Concepts that I would Challenge
I would challenge the social identity concept from a psychological point of view. The authors of this theory claim that leadership emanates from the influence of a group. Essentially, this leadership depends on group prototypes (Hogg, 2001). However, the theory fails to explain the specific roles of the individuals in the in-groups. Regardless of their existence in a collective phenomenon, the eccentric characteristics of these individuals play a vital role in the manipulation of the group processes. According to Northouse (2012), the creativity and attractiveness of an individual in the group do not necessarily imply good leadership traits. Although the theory postulates that the group behavior eventually influences and evokes the leadership traits of an individual within the in-group, it fails to substantiate the change in the cognitive abilities of the individuals that make them assume the prototypical leadership.
General Implications of the Leadership Concepts and Perspectives
The concept of social identity and perspective of leadership has stimulated the engagement of researchers in more pragmatic research to examine and theorize other leadership concepts and perspectives. The social identity theory of leadership has challenged psychological and sociological researchers to expand their cognitive abilities to examine broad areas of social psychological phenomena such as intergroup relationships, stereotyping, and fanaticism. The social conflict theory also has implications on research studies that investigate social prejudice and discrimination, especially in workplaces.

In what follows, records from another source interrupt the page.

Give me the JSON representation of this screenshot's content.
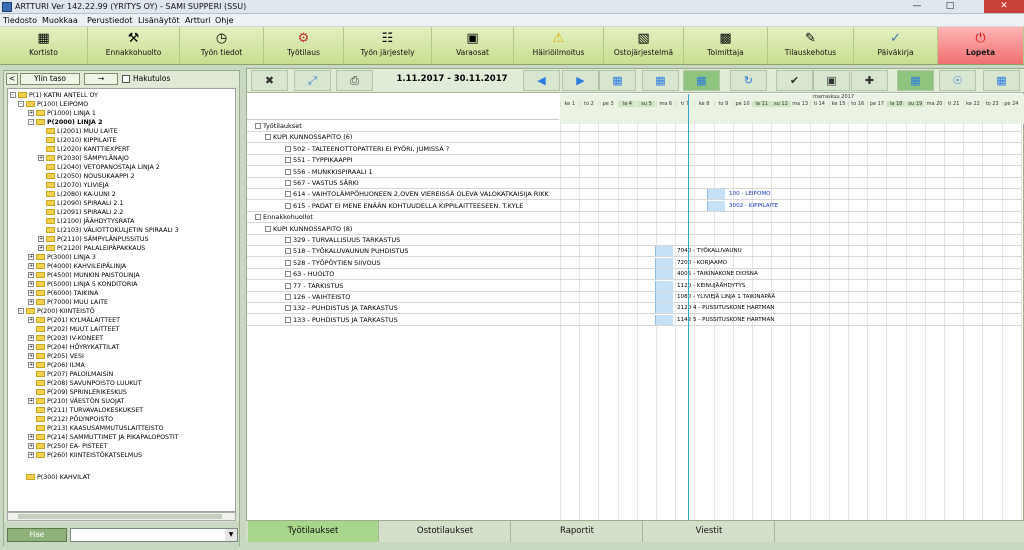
{
  "window": {
    "title": "ARTTURI Ver 142.22.99 (YRITYS OY) - SAMI SUPPERI (SSU)"
  },
  "menu": [
    "Tiedosto",
    "Muokkaa",
    "Perustiedot",
    "Lisänäytöt",
    "Artturi",
    "Ohje"
  ],
  "toolbar": [
    {
      "label": "Kortisto",
      "icon": "cabinet-icon"
    },
    {
      "label": "Ennakkohuolto",
      "icon": "tools-icon"
    },
    {
      "label": "Työn tiedot",
      "icon": "clock-icon"
    },
    {
      "label": "Työtilaus",
      "icon": "wrench-icon"
    },
    {
      "label": "Työn järjestely",
      "icon": "schedule-icon"
    },
    {
      "label": "Varaosat",
      "icon": "parts-icon"
    },
    {
      "label": "Häiriöilmoitus",
      "icon": "warning-icon"
    },
    {
      "label": "Ostojärjestelmä",
      "icon": "purchase-icon"
    },
    {
      "label": "Toimittaja",
      "icon": "supplier-icon"
    },
    {
      "label": "Tilauskehotus",
      "icon": "order-icon"
    },
    {
      "label": "Päiväkirja",
      "icon": "diary-icon"
    },
    {
      "label": "Lopeta",
      "icon": "power-icon"
    }
  ],
  "leftnav": {
    "back": "<",
    "up": "Ylin taso",
    "forward": "→",
    "filter_label": "Hakutulos"
  },
  "tree": [
    "P(1) KATRI ANTELL OY",
    "P(100) LEIPOMO",
    "P(1000) LINJA 1",
    "P(2000) LINJA 2",
    "L(2001) MUU LAITE",
    "L(2010) KIPPILAITE",
    "L(2020) KANTTIEXPERT",
    "P(2030) SÄMPYLÄNAJO",
    "L(2040) VETOPANOSTAJA LINJA 2",
    "L(2050) NOUSUKAAPPI 2",
    "L(2070) YLIVIEJA",
    "L(2080) KA-UUNI 2",
    "L(2090) SPIRAALI 2.1",
    "L(2091) SPIRAALI 2.2",
    "L(2100) JÄÄHDYTYSRATA",
    "L(2103) VÄLIOTTOKULJETIN SPIRAALI 3",
    "P(2110) SÄMPYLÄNPUSSITUS",
    "P(2120) PALALEIPÄPAKKAUS",
    "P(3000) LINJA 3",
    "P(4000) KAHVILEIPÄLINJA",
    "P(4500) MUNKIN PAISTOLINJA",
    "P(5000) LINJA 5 KONDITORIA",
    "P(6000) TAIKINA",
    "P(7000) MUU LAITE",
    "P(200) KIINTEISTÖ",
    "P(201) KYLMÄLAITTEET",
    "P(202) MUUT LAITTEET",
    "P(203) IV-KONEET",
    "P(204) HÖYRYKATTILAT",
    "P(205) VESI",
    "P(206) ILMA",
    "P(207) PALOILMAISIN",
    "P(208) SAVUNPOISTO LUUKUT",
    "P(209) SPRINLERIKESKUS",
    "P(210) VÄESTÖN SUOJAT",
    "P(211) TURVAVALOKESKUKSET",
    "P(212) PÖLYNPOISTO",
    "P(213) KAASUSAMMUTUSLAITTEISTO",
    "P(214) SAMMUTTIMET JA PIKAPALOPOSTIT",
    "P(250) EA- PISTEET",
    "P(260) KIINTEISTÖKATSELMUS",
    "P(300) KAHVILAT"
  ],
  "search": {
    "button": "Hae",
    "select_value": ""
  },
  "schedule": {
    "date_range": "1.11.2017 - 30.11.2017",
    "month_label": "marraskuu 2017",
    "days": [
      "ke 1",
      "to 2",
      "pe 3",
      "la 4",
      "su 5",
      "ma 6",
      "ti 7",
      "ke 8",
      "to 9",
      "pe 10",
      "la 11",
      "su 12",
      "ma 13",
      "ti 14",
      "ke 15",
      "to 16",
      "pe 17",
      "la 18",
      "su 19",
      "ma 20",
      "ti 21",
      "ke 22",
      "to 23",
      "pe 24"
    ],
    "weekend_days": [
      3,
      4,
      10,
      11,
      17,
      18
    ]
  },
  "rows": [
    {
      "text": "Työtilaukset",
      "level": 0
    },
    {
      "text": "KUPI KUNNOSSAPITO (6)",
      "level": 1
    },
    {
      "text": "502 - TALTEENOTTOPATTERI EI PYÖRI, JUMISSA ?",
      "level": 2
    },
    {
      "text": "551 - TYPPIKAAPPI",
      "level": 2
    },
    {
      "text": "556 - MUNKKISPIRAALI 1",
      "level": 2
    },
    {
      "text": "567 - VASTUS SÄRKI",
      "level": 2
    },
    {
      "text": "614 - VAIHTOLÄMPÖHUONEEN 2,OVEN VIEREISSÄ OLEVA VALOKATKAISIJA RIKK",
      "level": 2,
      "bar": "100 - LEIPOMO",
      "bar_color": "blue"
    },
    {
      "text": "615 - PADAT EI MENE ENÄÄN KOHTUUDELLA KIPPILAITTEESEEN. T.KYLE",
      "level": 2,
      "bar": "3002 - KIPPILAITE",
      "bar_color": "blue"
    },
    {
      "text": "Ennakkohuollot",
      "level": 0
    },
    {
      "text": "KUPI KUNNOSSAPITO (8)",
      "level": 1
    },
    {
      "text": "329 - TURVALLISUUS TARKASTUS",
      "level": 2
    },
    {
      "text": "518 - TYÖKALUVAUNUN PUHDISTUS",
      "level": 2,
      "bar": "7040 - TYÖKALUVAUNU"
    },
    {
      "text": "528 - TYÖPÖYTIEN SIIVOUS",
      "level": 2,
      "bar": "7200 - KORJAAMO"
    },
    {
      "text": "63 - HUOLTO",
      "level": 2,
      "bar": "4005 - TAIKINAKONE DIOSNA"
    },
    {
      "text": "77 - TARKISTUS",
      "level": 2,
      "bar": "1120 - KEINUJÄÄHDYTYS"
    },
    {
      "text": "126 - VAIHTEISTO",
      "level": 2,
      "bar": "1080 - YLIVIEJÄ LINJA 1 TAIKINAPÄÄ"
    },
    {
      "text": "132 - PUHDISTUS JA TARKASTUS",
      "level": 2,
      "bar": "2120 4 - PUSSITUSKONE HARTMAN"
    },
    {
      "text": "133 - PUHDISTUS JA TARKASTUS",
      "level": 2,
      "bar": "1142 5 - PUSSITUSKONE HARTMAN"
    }
  ],
  "tabs": [
    "Työtilaukset",
    "Ostotilaukset",
    "Raportit",
    "Viestit"
  ],
  "colors": {
    "toolbar": "#c8de8e",
    "accent_tab": "#a8d68a",
    "today_line": "#30a8d8",
    "lopeta": "#f07070"
  }
}
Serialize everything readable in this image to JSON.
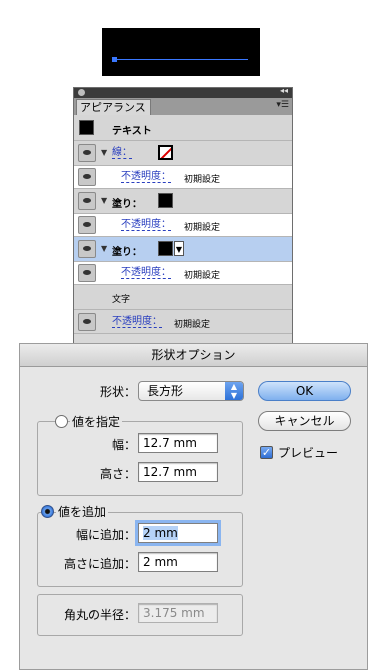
{
  "panel": {
    "tab": "アピアランス",
    "text_row": "テキスト",
    "rows": [
      {
        "label": "線：",
        "opacity_label": "不透明度：",
        "opacity_value": "初期設定"
      },
      {
        "label": "塗り：",
        "opacity_label": "不透明度：",
        "opacity_value": "初期設定"
      },
      {
        "label": "塗り：",
        "opacity_label": "不透明度：",
        "opacity_value": "初期設定"
      }
    ],
    "moji": "文字",
    "bottom_opacity_label": "不透明度：",
    "bottom_opacity_value": "初期設定"
  },
  "dialog": {
    "title": "形状オプション",
    "shape_label": "形状：",
    "shape_value": "長方形",
    "ok": "OK",
    "cancel": "キャンセル",
    "preview": "プレビュー",
    "absolute": {
      "legend": "値を指定",
      "width_label": "幅：",
      "width_value": "12.7 mm",
      "height_label": "高さ：",
      "height_value": "12.7 mm"
    },
    "relative": {
      "legend": "値を追加",
      "width_label": "幅に追加：",
      "width_value": "2 mm",
      "height_label": "高さに追加：",
      "height_value": "2 mm"
    },
    "corner_label": "角丸の半径：",
    "corner_value": "3.175 mm"
  }
}
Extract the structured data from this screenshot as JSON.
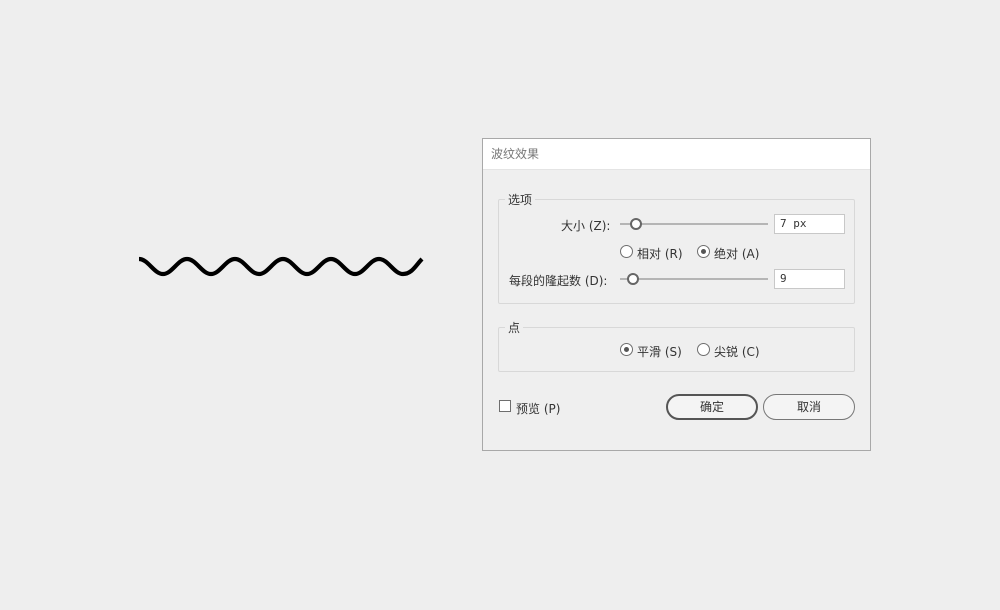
{
  "dialog": {
    "title": "波纹效果",
    "options_group": {
      "legend": "选项",
      "size": {
        "label": "大小 (Z):",
        "value": "7 px",
        "slider_fraction": 0.11
      },
      "mode": {
        "relative_label": "相对 (R)",
        "absolute_label": "绝对 (A)",
        "selected": "absolute"
      },
      "ridges": {
        "label": "每段的隆起数 (D):",
        "value": "9",
        "slider_fraction": 0.09
      }
    },
    "points_group": {
      "legend": "点",
      "smooth_label": "平滑 (S)",
      "corner_label": "尖锐 (C)",
      "selected": "smooth"
    },
    "preview_label": "预览 (P)",
    "preview_checked": false,
    "ok_label": "确定",
    "cancel_label": "取消"
  },
  "colors": {
    "canvas": "#eeeeee",
    "wave_stroke": "#000000",
    "dialog_bg": "#efefef"
  },
  "icons": {
    "wave": "zigzag-smooth-wave-path"
  }
}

The theory holds that the identification with distinctive groups in a social set up leads to in-group bias. Researchers use this fact to determine the causal relationships between in-group identification and in-group bias. Furthermore, the leadership perspective advances the knowledge of researchers on aspects of prototypical leadership, such as stereotyping. Northouse (2012) attests that the proponents of the theory limit the influence of individualism in leadership since they hypothesize that individuals within the group represent fixed mental opinions of the others.
The social identity theory is applicable in a variety of leading institutions. Despite its critics, there is a need to assimilate some of the theoretical concepts into other leadership styles, such as the situational and the trait approaches, among others. The concept of self-categorization and development of prototypical personalities is useful in solving some of the shortcomings of the abovementioned leadership styles. However, prior to the assimilation, researcher of the social identity construct have to focus more on the causal relationship that leads to in-group bias. In addition, they should explain the role of individualism in a group setting since it is psychologically difficult to preempt the cognitive functioning of an individual.
Connelly, S., Gilbert, A., Zaccaro, J., Threlfall, V., Marks, A., & Mumford, D. (2000). Exploring the Relationship of Leadership Skills and Knowledge to Leader Performance. Leadership Quarterly, 11(1), 66-73. Web.
Hogg, A. (2001). A Social Identity Theory of Leadership. Personality and Social Psychology Review, 5(3), 184–200. Web.
Northouse, P. (2012). Leadership: Theory and Practice. New York, NY: SAGE Publications. Web.